### Your assignment
Go over these records and count the lines with the string "LASKUN" in them; the count is all that should be returned.
[Input data — start]
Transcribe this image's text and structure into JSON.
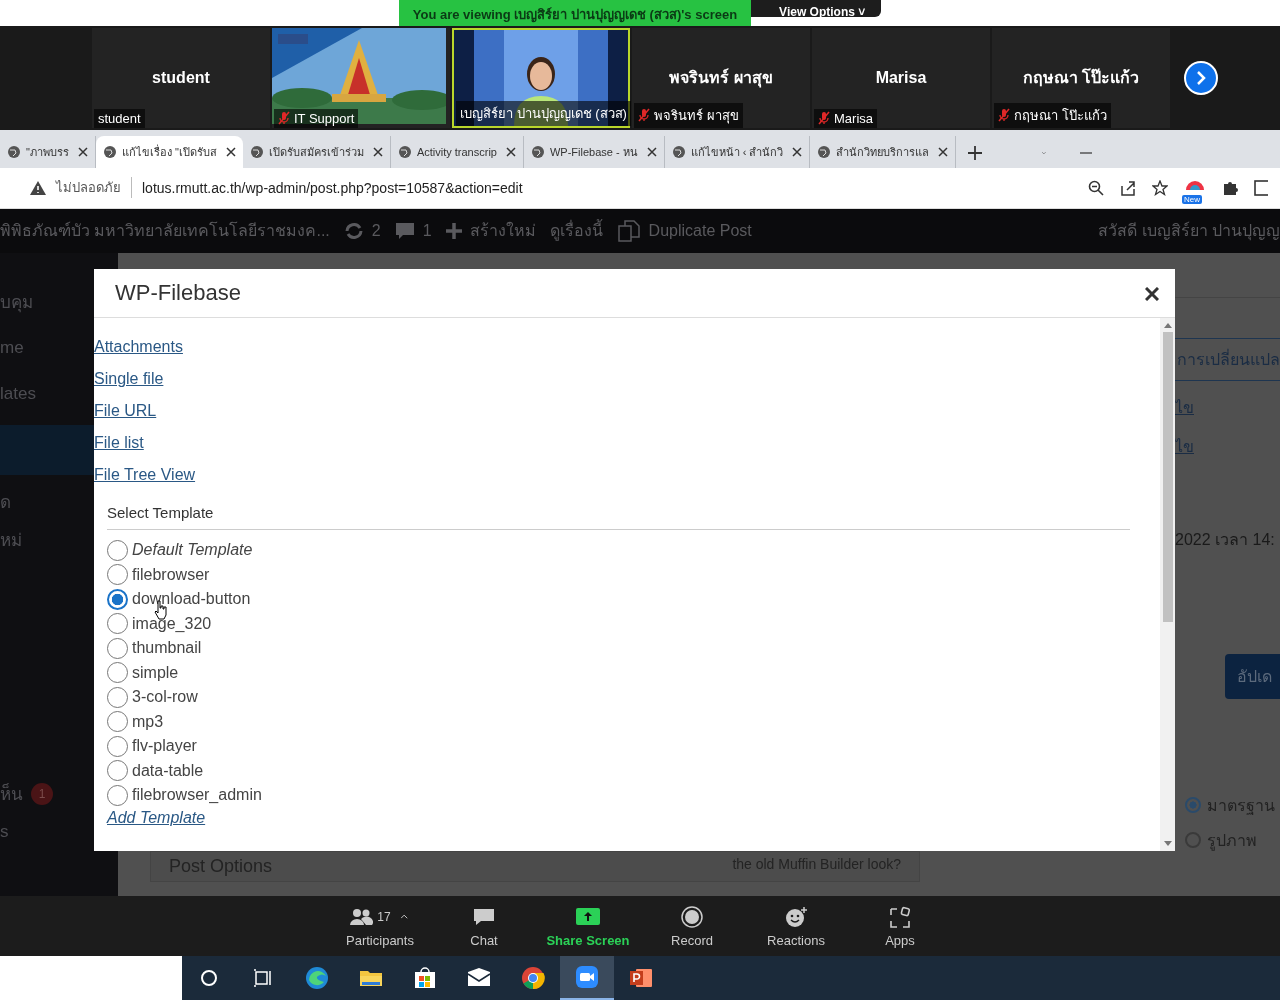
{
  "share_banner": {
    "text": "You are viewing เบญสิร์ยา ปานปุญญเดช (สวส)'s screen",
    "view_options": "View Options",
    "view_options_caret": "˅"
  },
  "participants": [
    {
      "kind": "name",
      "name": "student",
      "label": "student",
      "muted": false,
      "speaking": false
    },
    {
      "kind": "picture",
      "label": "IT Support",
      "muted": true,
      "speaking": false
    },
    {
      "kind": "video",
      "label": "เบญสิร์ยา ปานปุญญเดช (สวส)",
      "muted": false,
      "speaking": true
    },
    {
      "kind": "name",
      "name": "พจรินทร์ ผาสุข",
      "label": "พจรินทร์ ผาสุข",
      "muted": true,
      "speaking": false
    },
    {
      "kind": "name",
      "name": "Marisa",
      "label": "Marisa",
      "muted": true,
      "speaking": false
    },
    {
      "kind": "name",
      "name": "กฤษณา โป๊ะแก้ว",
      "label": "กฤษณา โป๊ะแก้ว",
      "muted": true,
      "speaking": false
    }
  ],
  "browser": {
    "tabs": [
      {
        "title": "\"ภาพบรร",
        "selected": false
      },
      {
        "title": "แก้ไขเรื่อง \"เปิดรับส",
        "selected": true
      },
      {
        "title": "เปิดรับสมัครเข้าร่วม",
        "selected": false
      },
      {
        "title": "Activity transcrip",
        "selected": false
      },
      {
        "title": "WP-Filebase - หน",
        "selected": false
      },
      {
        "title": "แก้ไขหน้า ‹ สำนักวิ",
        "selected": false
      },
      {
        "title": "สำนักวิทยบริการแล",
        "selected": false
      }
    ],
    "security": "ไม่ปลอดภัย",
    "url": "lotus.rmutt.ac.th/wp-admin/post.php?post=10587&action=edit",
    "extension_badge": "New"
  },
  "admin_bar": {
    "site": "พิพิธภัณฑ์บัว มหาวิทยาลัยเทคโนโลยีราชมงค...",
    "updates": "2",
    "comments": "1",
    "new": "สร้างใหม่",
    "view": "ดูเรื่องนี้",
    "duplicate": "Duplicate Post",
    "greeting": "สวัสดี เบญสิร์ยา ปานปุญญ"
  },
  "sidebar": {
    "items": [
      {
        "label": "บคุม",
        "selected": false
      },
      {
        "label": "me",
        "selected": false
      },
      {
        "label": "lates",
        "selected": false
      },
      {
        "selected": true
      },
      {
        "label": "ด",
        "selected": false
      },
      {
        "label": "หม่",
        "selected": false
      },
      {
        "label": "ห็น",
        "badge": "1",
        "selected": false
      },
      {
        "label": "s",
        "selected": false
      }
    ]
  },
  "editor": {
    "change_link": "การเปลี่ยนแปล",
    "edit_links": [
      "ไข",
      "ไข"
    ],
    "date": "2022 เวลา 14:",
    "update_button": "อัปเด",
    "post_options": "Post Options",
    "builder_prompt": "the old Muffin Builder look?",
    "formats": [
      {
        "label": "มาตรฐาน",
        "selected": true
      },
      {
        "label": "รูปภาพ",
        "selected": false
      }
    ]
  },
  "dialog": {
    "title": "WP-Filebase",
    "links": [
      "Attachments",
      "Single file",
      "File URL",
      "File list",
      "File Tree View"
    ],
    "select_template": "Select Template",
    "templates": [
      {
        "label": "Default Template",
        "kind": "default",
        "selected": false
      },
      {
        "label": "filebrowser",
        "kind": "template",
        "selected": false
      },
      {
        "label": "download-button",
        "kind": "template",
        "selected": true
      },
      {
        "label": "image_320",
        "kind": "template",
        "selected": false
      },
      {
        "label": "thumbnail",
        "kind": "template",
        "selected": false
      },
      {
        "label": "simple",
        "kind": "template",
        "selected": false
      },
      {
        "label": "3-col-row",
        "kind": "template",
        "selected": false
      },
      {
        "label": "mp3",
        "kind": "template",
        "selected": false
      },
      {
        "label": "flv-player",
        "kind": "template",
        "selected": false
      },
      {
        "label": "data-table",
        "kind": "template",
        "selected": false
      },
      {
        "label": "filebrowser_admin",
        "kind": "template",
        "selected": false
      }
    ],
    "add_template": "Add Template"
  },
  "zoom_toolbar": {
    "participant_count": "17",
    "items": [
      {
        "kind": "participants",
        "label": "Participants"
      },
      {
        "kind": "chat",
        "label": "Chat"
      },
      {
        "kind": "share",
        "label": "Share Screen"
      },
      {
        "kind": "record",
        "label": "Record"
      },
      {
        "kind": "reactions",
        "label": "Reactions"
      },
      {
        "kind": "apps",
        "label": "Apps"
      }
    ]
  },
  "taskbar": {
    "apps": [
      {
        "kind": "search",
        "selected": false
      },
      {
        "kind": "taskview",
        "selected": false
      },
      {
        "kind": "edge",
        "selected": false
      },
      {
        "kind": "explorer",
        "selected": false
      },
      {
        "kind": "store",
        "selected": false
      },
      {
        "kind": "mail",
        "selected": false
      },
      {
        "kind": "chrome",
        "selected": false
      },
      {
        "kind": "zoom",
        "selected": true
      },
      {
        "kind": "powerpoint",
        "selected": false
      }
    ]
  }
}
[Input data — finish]
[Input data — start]
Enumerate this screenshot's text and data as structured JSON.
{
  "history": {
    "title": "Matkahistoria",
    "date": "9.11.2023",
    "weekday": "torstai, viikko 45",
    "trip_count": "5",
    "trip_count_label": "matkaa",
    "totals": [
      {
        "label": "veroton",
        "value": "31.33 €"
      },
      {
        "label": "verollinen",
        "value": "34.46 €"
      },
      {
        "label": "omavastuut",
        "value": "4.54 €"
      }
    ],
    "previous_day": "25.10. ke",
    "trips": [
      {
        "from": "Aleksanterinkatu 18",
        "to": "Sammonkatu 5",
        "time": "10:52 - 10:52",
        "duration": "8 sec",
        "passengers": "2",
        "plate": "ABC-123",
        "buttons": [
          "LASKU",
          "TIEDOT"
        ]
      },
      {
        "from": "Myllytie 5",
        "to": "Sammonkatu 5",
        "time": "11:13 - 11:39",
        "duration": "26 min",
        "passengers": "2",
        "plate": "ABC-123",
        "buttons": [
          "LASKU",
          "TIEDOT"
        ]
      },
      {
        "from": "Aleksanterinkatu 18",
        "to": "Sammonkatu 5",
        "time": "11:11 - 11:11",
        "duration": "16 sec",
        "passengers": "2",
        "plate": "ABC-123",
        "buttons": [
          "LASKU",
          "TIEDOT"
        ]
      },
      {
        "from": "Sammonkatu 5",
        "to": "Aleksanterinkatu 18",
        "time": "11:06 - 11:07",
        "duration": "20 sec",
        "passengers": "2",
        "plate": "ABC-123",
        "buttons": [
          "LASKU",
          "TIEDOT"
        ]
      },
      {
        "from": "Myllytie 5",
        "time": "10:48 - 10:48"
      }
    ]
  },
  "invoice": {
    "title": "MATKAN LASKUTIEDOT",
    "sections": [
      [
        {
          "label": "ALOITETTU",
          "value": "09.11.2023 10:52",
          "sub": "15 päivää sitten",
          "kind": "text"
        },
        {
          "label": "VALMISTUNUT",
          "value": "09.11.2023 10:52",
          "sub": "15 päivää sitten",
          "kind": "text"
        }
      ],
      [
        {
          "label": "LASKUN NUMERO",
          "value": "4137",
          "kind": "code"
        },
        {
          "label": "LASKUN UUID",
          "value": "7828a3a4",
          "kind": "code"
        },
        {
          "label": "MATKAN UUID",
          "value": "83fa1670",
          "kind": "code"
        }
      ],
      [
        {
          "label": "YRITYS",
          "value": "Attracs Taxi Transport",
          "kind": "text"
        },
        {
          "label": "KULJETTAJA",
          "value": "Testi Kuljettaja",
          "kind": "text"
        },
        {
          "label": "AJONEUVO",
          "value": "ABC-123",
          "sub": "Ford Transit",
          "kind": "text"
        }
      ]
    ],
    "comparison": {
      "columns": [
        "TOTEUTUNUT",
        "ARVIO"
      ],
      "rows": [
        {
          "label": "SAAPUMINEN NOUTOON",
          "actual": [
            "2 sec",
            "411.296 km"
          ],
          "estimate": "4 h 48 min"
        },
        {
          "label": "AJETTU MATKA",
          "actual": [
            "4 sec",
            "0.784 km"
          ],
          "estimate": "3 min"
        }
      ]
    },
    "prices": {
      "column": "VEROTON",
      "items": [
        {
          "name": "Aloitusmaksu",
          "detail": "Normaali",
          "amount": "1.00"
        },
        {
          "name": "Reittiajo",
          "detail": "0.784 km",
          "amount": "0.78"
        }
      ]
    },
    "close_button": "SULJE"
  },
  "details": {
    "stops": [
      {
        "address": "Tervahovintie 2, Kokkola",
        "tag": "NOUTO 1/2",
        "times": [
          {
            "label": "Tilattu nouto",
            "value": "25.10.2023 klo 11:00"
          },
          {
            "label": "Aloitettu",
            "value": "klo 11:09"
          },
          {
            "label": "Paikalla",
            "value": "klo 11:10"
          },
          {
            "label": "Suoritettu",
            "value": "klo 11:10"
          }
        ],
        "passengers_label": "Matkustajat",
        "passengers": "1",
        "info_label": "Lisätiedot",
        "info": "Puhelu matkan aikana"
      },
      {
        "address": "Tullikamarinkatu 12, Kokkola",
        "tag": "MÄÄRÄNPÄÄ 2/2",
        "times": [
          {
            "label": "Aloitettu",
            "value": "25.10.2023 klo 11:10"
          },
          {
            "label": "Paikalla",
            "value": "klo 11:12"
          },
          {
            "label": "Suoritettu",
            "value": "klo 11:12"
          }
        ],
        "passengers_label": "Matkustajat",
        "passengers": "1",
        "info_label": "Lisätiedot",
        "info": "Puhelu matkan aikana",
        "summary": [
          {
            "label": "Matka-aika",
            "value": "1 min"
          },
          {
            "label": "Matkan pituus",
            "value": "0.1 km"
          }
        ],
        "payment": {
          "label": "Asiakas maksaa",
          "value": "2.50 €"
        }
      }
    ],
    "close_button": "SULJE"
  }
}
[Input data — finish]
### Solved exercise
2